We’re only 12 days away from seeing the first full-color scientific images from NASA’s incredible $10B James Webb Space Telescope. As the excitement builds, NASA has suggested that the first images will be just the beginning of what we can expect to see from Webb.
‘This is farther than humanity has ever looked before,’ said NASA Administrator Bill Nelson during a media briefing earlier this week. ‘We’re only beginning to understand what Webb can and will do.’
To recap, Webb was launched last December and has undergone extensive testing (https://www.dpreview.com/news/7026993143/james-webb-space-telescope-sees-its-first-star-using-all-18-of-its-primary-mirror-segments) since reaching the second Lagrange point (L2).
While we don’t know precisely what we’ll see when the first images are unveiled on July 12 at 10:30 AM ET, Thomas Zuburchen, associate administrator for NASA’s Science Mission Directorate, confirmed that ‘images of an exoplanet’s atmospheric spectrum will be shared with the public on July 12,’ per TechCrunch. Webb’s ability to capture the infrared spectrum allows it to detect even small molecules in an exoplanet’s atmosphere, meaning that Webb may unlock a greater understanding of different planet’s capacity for life.
NASA also confirmed that its estimates for Webb’s fuel capabilities were accurate and that the JWST will be able to capture images of space for around 20 years. ‘Not only will those 20 years allow us to go deeper into history and time, but we will go deeper into science because we will have the opportunity to learn and grow and make new observations,’ said NASA deputy administrator Pam Melroy.
|Image Credit: NASA/STScI|
Some other news has come out since we last checked in with Webb. On June 23, NASA released a ‘selfie‘ that Webb captured using a specialized pupil imaging lens inside Webb’s Near Infrared Camera (NIRCam). The specialized lens is designed to aid with mirror alignment, but as you can see above, it’s also useful for a self-portrait of Webb’s 18 primary mirror segments.
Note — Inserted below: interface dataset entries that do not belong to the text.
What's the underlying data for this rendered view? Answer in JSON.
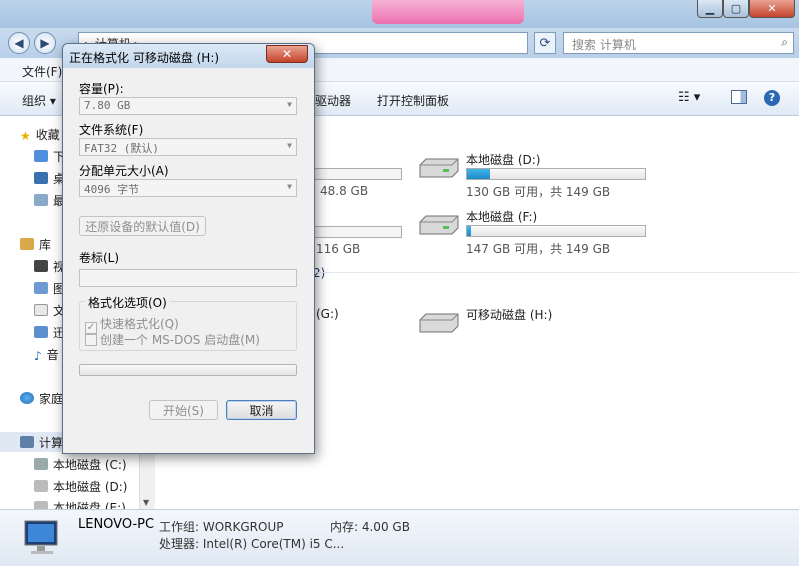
{
  "explorer": {
    "address": "▸ 计算机 ▸",
    "search_placeholder": "搜索 计算机",
    "menu": {
      "file": "文件(F)"
    },
    "commands": {
      "organize": "组织",
      "map_drive": "驱动器",
      "open_control_panel": "打开控制面板"
    },
    "nav": {
      "favorites": "收藏",
      "fav_items": [
        "下",
        "桌",
        "最"
      ],
      "libraries": "库",
      "lib_items": [
        "视",
        "图",
        "文",
        "迅",
        "音"
      ],
      "homegroup": "家庭",
      "computer": "计算",
      "drives": [
        "本地磁盘 (C:)",
        "本地磁盘 (D:)",
        "本地磁盘 (E:)"
      ]
    },
    "content": {
      "left_partial": [
        {
          "free": "48.8 GB"
        },
        {
          "free": "116 GB"
        }
      ],
      "drives": [
        {
          "name": "本地磁盘 (D:)",
          "free": "130 GB 可用，共 149 GB",
          "fill_percent": 13
        },
        {
          "name": "本地磁盘 (F:)",
          "free": "147 GB 可用，共 149 GB",
          "fill_percent": 2
        }
      ],
      "group_label": "2)",
      "g_label": "(G:)",
      "removable": {
        "name": "可移动磁盘 (H:)"
      }
    },
    "details": {
      "pc_name": "LENOVO-PC",
      "workgroup": "工作组: WORKGROUP",
      "memory": "内存: 4.00 GB",
      "processor": "处理器: Intel(R) Core(TM) i5 C..."
    }
  },
  "dialog": {
    "title": "正在格式化 可移动磁盘 (H:)",
    "close_label": "✕",
    "capacity_label": "容量(P):",
    "capacity_value": "7.80 GB",
    "filesystem_label": "文件系统(F)",
    "filesystem_value": "FAT32 (默认)",
    "allocation_label": "分配单元大小(A)",
    "allocation_value": "4096 字节",
    "restore_defaults": "还原设备的默认值(D)",
    "volume_label": "卷标(L)",
    "volume_value": "",
    "options_title": "格式化选项(O)",
    "quick_format": "快速格式化(Q)",
    "quick_format_checked": true,
    "msdos_boot": "创建一个 MS-DOS 启动盘(M)",
    "msdos_checked": false,
    "progress_percent": 0,
    "start_button": "开始(S)",
    "close_button": "取消"
  },
  "colors": {
    "accent": "#1e8bc9",
    "titlebar": "#bcd3ea",
    "close_red": "#c5432a"
  }
}
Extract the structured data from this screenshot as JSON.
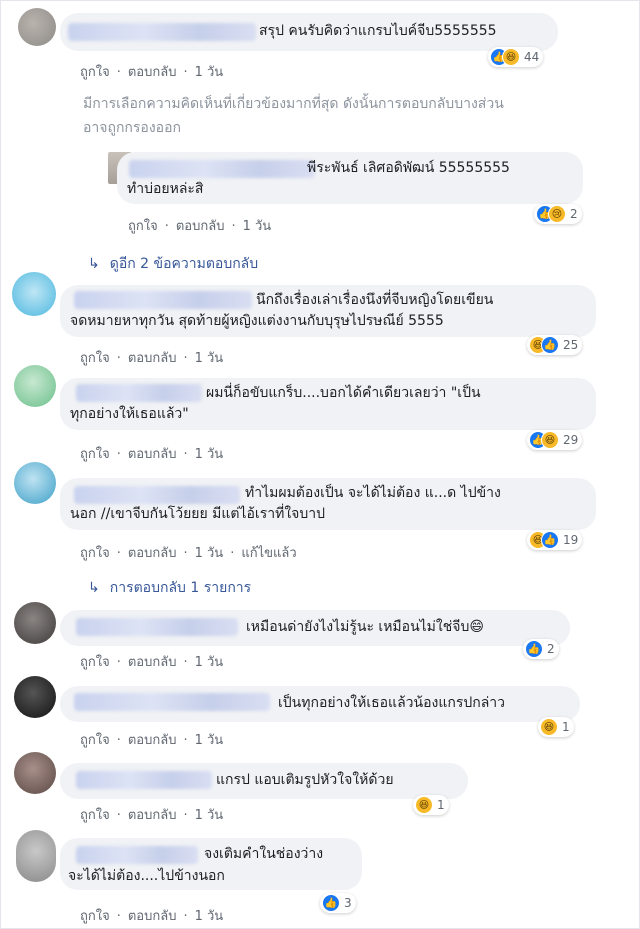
{
  "actions": {
    "like": "ถูกใจ",
    "reply": "ตอบกลับ",
    "time": "1 วัน",
    "edited": "แก้ไขแล้ว",
    "sep": "·"
  },
  "comments": [
    {
      "text": [
        "สรุป คนรับคิดว่าแกรบไบค์จีบ5555555"
      ],
      "reaction_count": "44",
      "reactions": [
        "like",
        "haha"
      ]
    },
    {
      "text": [
        "พีระพันธ์ เลิศอดิพัฒน์ 55555555",
        "ทำบ่อยหล่ะสิ"
      ],
      "reaction_count": "2",
      "reactions": [
        "like",
        "sad"
      ]
    },
    {
      "text": [
        "นึกถึงเรื่องเล่าเรื่องนึงที่จีบหญิงโดยเขียน",
        "จดหมายหาทุกวัน สุดท้ายผู้หญิงแต่งงานกับบุรุษไปรษณีย์ 5555"
      ],
      "reaction_count": "25",
      "reactions": [
        "haha",
        "like"
      ]
    },
    {
      "text": [
        "ผมนี่ก็อขับแกร็บ....บอกได้คำเดียวเลยว่า \"เป็น",
        "ทุกอย่างให้เธอแล้ว\""
      ],
      "reaction_count": "29",
      "reactions": [
        "like",
        "haha"
      ]
    },
    {
      "text": [
        "ทำไมผมต้องเป็น จะได้ไม่ต้อง แ...ด ไปข้าง",
        "นอก //เขาจีบกันโว้ยยย มีแต่ไอ้เราที่ใจบาป"
      ],
      "reaction_count": "19",
      "reactions": [
        "haha",
        "like"
      ]
    },
    {
      "text": [
        "เหมือนด่ายังไงไม่รู้นะ เหมือนไม่ใช่จีบ😄"
      ],
      "reaction_count": "2",
      "reactions": [
        "like"
      ]
    },
    {
      "text": [
        "เป็นทุกอย่างให้เธอแล้วน้องแกรปกล่าว"
      ],
      "reaction_count": "1",
      "reactions": [
        "haha"
      ]
    },
    {
      "text": [
        "แกรป แอบเติมรูปหัวใจให้ด้วย"
      ],
      "reaction_count": "1",
      "reactions": [
        "haha"
      ]
    },
    {
      "text": [
        "จงเติมคำในช่องว่าง",
        "จะได้ไม่ต้อง....ไปข้างนอก"
      ],
      "reaction_count": "3",
      "reactions": [
        "like"
      ]
    }
  ],
  "filter_notice": [
    "มีการเลือกความคิดเห็นที่เกี่ยวข้องมากที่สุด ดังนั้นการตอบกลับบางส่วน",
    "อาจถูกกรองออก"
  ],
  "view_more_replies": "ดูอีก 2 ข้อความตอบกลับ",
  "replies_count_link": "การตอบกลับ 1 รายการ",
  "colors": {
    "link": "#385898",
    "bubble": "#f0f2f5",
    "meta": "#606770",
    "like_blue": "#1877f2",
    "haha_yellow": "#f7b928"
  }
}
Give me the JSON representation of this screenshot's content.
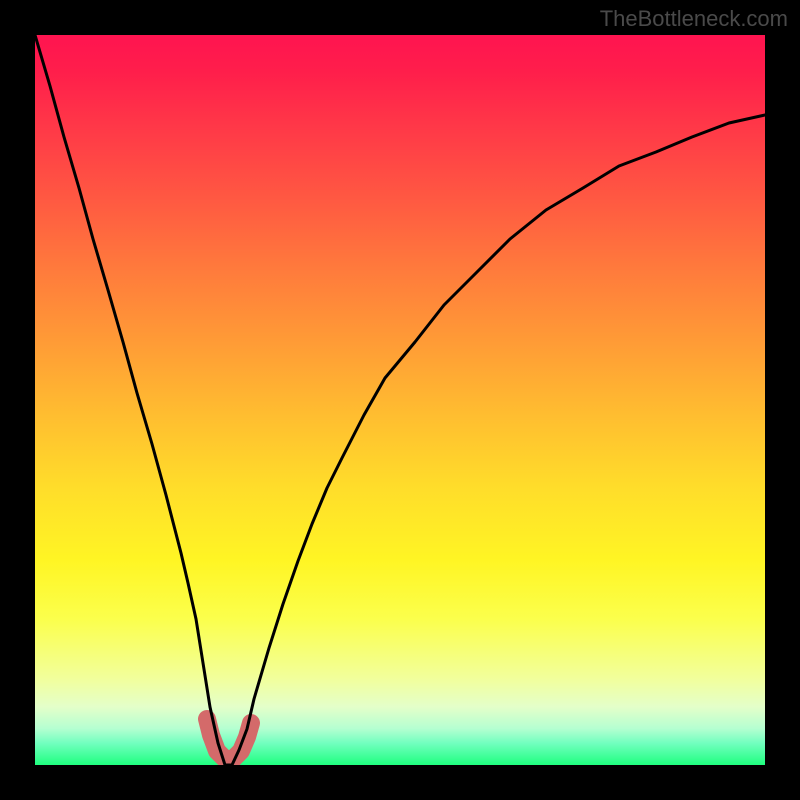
{
  "watermark": "TheBottleneck.com",
  "chart_data": {
    "type": "line",
    "title": "",
    "xlabel": "",
    "ylabel": "",
    "xlim": [
      0,
      100
    ],
    "ylim": [
      0,
      100
    ],
    "x": [
      0,
      2,
      4,
      6,
      8,
      10,
      12,
      14,
      16,
      18,
      20,
      21,
      22,
      23,
      24,
      25,
      26,
      27,
      28,
      29,
      30,
      32,
      34,
      36,
      38,
      40,
      42,
      45,
      48,
      52,
      56,
      60,
      65,
      70,
      75,
      80,
      85,
      90,
      95,
      100
    ],
    "values": [
      100,
      93,
      86,
      79,
      72,
      65,
      58,
      51,
      44,
      37,
      29,
      25,
      20,
      14,
      8,
      3,
      0,
      0,
      2,
      5,
      9,
      16,
      22,
      28,
      33,
      38,
      42,
      48,
      53,
      58,
      63,
      67,
      72,
      76,
      79,
      82,
      84,
      86,
      88,
      89
    ],
    "highlight_range_x": [
      23.5,
      29
    ],
    "series_color": "#000000",
    "highlight_color": "#d46a6a",
    "background_gradient": {
      "top": "#ff1450",
      "middle": "#ffdd2a",
      "bottom": "#1fff7f"
    }
  }
}
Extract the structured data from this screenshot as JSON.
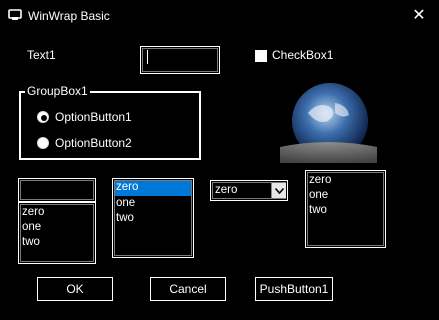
{
  "window": {
    "title": "WinWrap Basic",
    "close_glyph": "✕"
  },
  "text1": {
    "label": "Text1",
    "value": ""
  },
  "checkbox1": {
    "label": "CheckBox1",
    "checked": false
  },
  "groupbox1": {
    "title": "GroupBox1",
    "options": [
      {
        "label": "OptionButton1",
        "selected": true
      },
      {
        "label": "OptionButton2",
        "selected": false
      }
    ]
  },
  "picture": {
    "icon": "earth-image-icon"
  },
  "combo_simple": {
    "value": "",
    "items": [
      "zero",
      "one",
      "two"
    ]
  },
  "listbox": {
    "items": [
      "zero",
      "one",
      "two"
    ],
    "selected_index": 0
  },
  "dropdown": {
    "value": "zero",
    "icon": "chevron-down-icon"
  },
  "listbox2": {
    "items": [
      "zero",
      "one",
      "two"
    ]
  },
  "buttons": {
    "ok": "OK",
    "cancel": "Cancel",
    "push1": "PushButton1"
  },
  "colors": {
    "background": "#000000",
    "selection": "#0078d7",
    "text": "#ffffff"
  }
}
Today, NASA announced that Webb’s Mid-Infrared Instrument (MIRI) is good to go and has passed its final postlaunch preparations. NASA writes, ‘The last MIRI mode to be checked off was its coronagraphic imaging capability, which uses two different styles of masks to intentionally block starlight from hitting its sensors when attempting to make observations of the star’s orbiting planets. These customized masks allow for scientists to directly detect exoplanets and study dust disks around their host stars in a way that’s never been done before.’
‘We are thrilled that MIRI is now a functioning, state-of-the-art instrument with performances across all its capabilities better than expected. Our multinational commissioning team has done a fantastic job getting MIRI ready in the space of just a few weeks. Now we celebrate all the people, scientists, engineers, managers, national agencies, ESA, and NASA, who have made this instrument a reality as MIRI begins to explore the infrared universe in ways and to depths never achieved before,’ said Gillian Wright, MIRI European principal investigator at the UK Astronomy Technology Centre, and George Rieke, MIRI science lead at the University of Arizona. MIRI is a joint effort between NASA and the European Space Agency (ESA).
After many years of hard work, the Webb team is very close to releasing its first images. To follow the countdown, click here.